    This error is thrown from _checkdate, which is used for all general parameter validation.

  • 'Unknown gender: <gender>, assuming no gender', this is just a warning issued if a call to generate2007 has not been provided with a gender parameter



This module requires no special configuration or environment.


There are no known incompatibilies in this package.


  • Nothing to do, please refer to the distribution TODO file for the general wish list and ideas for future expansions and experiments.


The distribution uses the TEST_AUTHOR environment variable to run some additional tests, which are interesting to the the author, these can be disabled by not defining or setting the environment variable to something not positive.

The distribution uses the TEST_CRITIC environment variable to control Perl::Critic tests.


Here are listed the standard tests, recommended for all CPAN-like distributions. The matrix lists what flags are required to run the specific test.

    --------------- ---- ----------- ----------- --------
    00.load.t         *
    changes.t         *
    critic.t                              *
    kwalitee.t                *
    pod-coverage.t                                   *
    pod.t                                            *
    prerequisites.t           *
    --------------- ---- ----------- ----------- --------

All of the above tests are actually boilerplates and are maintained as separate components.


Coverage of the test suite is at 89.1% for release 0.04, the coverage report was generated with the TEST_AUTHOR flag enabled (SEE: TEST AND QUALITY)

    ---------------------------- ------ ------ ------ ------ ------ ------ ------
    File                           stmt   bran   cond    sub    pod   time  total
    ---------------------------- ------ ------ ------ ------ ------ ------ ------
    blib/lib/Business/DK/    74.2   41.9   53.8  100.0  100.0   72.9   70.3
    .../Class/Business/DK/   89.1   85.7   77.8   71.4  100.0   27.1   86.0
    Total                          77.6   50.0   63.6   91.3  100.0  100.0   74.1
    ---------------------------- ------ ------ ------ ------ ------ ------ ------


This section describes use of Perl::Critic from a perspective of documenting additions and exceptions to the standard use.


No known bugs at this time.

Business::DK::CPR has some obvious flaws. The package can only check for validity and format, whether a given CPR has been generated by some random computer program and just resemble a CPR or whether a CPR has ever been assigned to a person is not possible without access to central CPR database an access, which is costly, limited and monitored.

There are no other known limitations apart from the obvious flaws in the CPR system (See: SEE ALSO).


Please report issue via GitHub

Alternatively report issues via CPAN RT:

or by sending mail to




I write business related applications. So I need to be able to validate CPR numbers once is a while, hence the validation function.

The calculate/generate1968 function is however a different story.
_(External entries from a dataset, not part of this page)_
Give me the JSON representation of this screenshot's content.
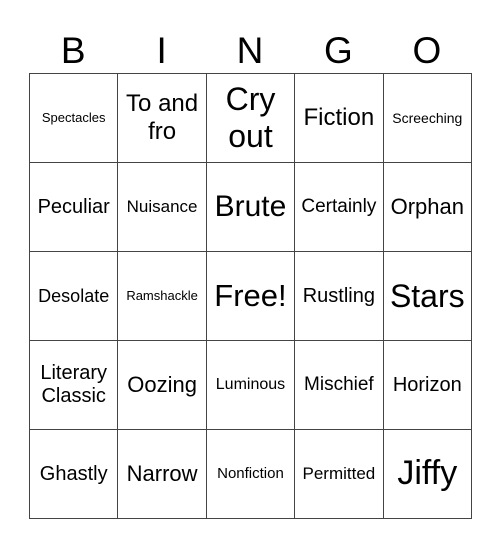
{
  "header": [
    "B",
    "I",
    "N",
    "G",
    "O"
  ],
  "cells": [
    [
      {
        "text": "Spectacles",
        "size": 13
      },
      {
        "text": "To and fro",
        "size": 24
      },
      {
        "text": "Cry out",
        "size": 32
      },
      {
        "text": "Fiction",
        "size": 24
      },
      {
        "text": "Screeching",
        "size": 14
      }
    ],
    [
      {
        "text": "Peculiar",
        "size": 20
      },
      {
        "text": "Nuisance",
        "size": 17
      },
      {
        "text": "Brute",
        "size": 30
      },
      {
        "text": "Certainly",
        "size": 19
      },
      {
        "text": "Orphan",
        "size": 22
      }
    ],
    [
      {
        "text": "Desolate",
        "size": 18
      },
      {
        "text": "Ramshackle",
        "size": 13
      },
      {
        "text": "Free!",
        "size": 31
      },
      {
        "text": "Rustling",
        "size": 20
      },
      {
        "text": "Stars",
        "size": 32
      }
    ],
    [
      {
        "text": "Literary Classic",
        "size": 20
      },
      {
        "text": "Oozing",
        "size": 22
      },
      {
        "text": "Luminous",
        "size": 16
      },
      {
        "text": "Mischief",
        "size": 19
      },
      {
        "text": "Horizon",
        "size": 20
      }
    ],
    [
      {
        "text": "Ghastly",
        "size": 20
      },
      {
        "text": "Narrow",
        "size": 22
      },
      {
        "text": "Nonfiction",
        "size": 15
      },
      {
        "text": "Permitted",
        "size": 17
      },
      {
        "text": "Jiffy",
        "size": 34
      }
    ]
  ]
}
When I was in school we where programming in Comal80 and some of the guys in my school created lists of CPR numbers valid with their own birthdays. The thing was that if you got caught riding the train without a valid ticket the personnel would only check the validity of you CPR number, so all you have to remember was your birthday and 4 more digits not being the actual last 4 digits of your CPR number.
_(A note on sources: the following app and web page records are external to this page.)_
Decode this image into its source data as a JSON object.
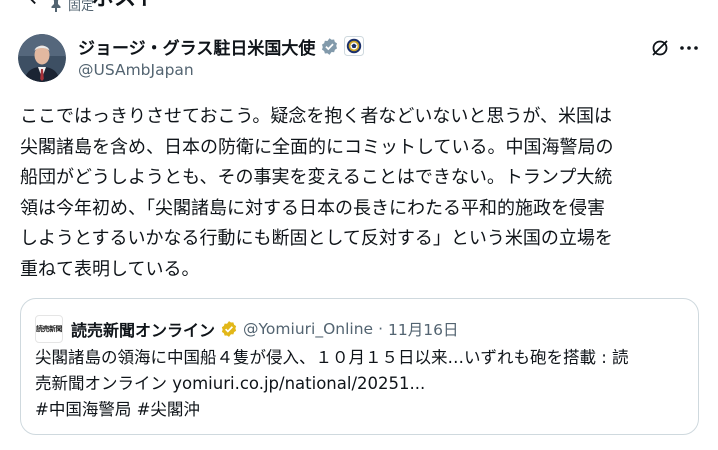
{
  "header": {
    "title": "ポスト",
    "pinned_label": "固定"
  },
  "author": {
    "display_name": "ジョージ・グラス駐日米国大使",
    "handle": "@USAmbJapan"
  },
  "post": {
    "lines": [
      "ここではっきりさせておこう。疑念を抱く者などいないと思うが、米国は",
      "尖閣諸島を含め、日本の防衛に全面的にコミットしている。中国海警局の",
      "船団がどうしようとも、その事実を変えることはできない。トランプ大統",
      "領は今年初め、「尖閣諸島に対する日本の長きにわたる平和的施政を侵害",
      "しようとするいかなる行動にも断固として反対する」という米国の立場を",
      "重ねて表明している。"
    ]
  },
  "quote": {
    "avatar_text": "読売新聞",
    "name": "読売新聞オンライン",
    "handle": "@Yomiuri_Online",
    "separator": "·",
    "date": "11月16日",
    "lines": [
      "尖閣諸島の領海に中国船４隻が侵入、１０月１５日以来…いずれも砲を搭載 : 読",
      "売新聞オンライン yomiuri.co.jp/national/20251...",
      "#中国海警局 #尖閣沖"
    ]
  },
  "colors": {
    "text": "#0f1419",
    "secondary": "#536471",
    "verified_user": "#1d9bf0",
    "verified_org": "#e2b719",
    "border": "#cfd9de"
  },
  "icons": [
    "back-arrow-icon",
    "pin-icon",
    "verified-badge-icon",
    "government-seal-icon",
    "grok-icon",
    "more-icon"
  ]
}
I guess this was the first hack I ever heard about and saw - I never tried it out, but back then it really fascinated me and my interest in computers was really sparked.


  • Jonas B., (jonasbn) - <>


  • Karen Etheridge (ETHER)

  • Neil Bowers (NEILB)

  • Mohammad S Anwar (MANWAR)


Business-DK-CPR and related is (C) by Jonas B., (jonasbn) 2006-2020


Business-DK-CPR is released under the Artistic License 2.0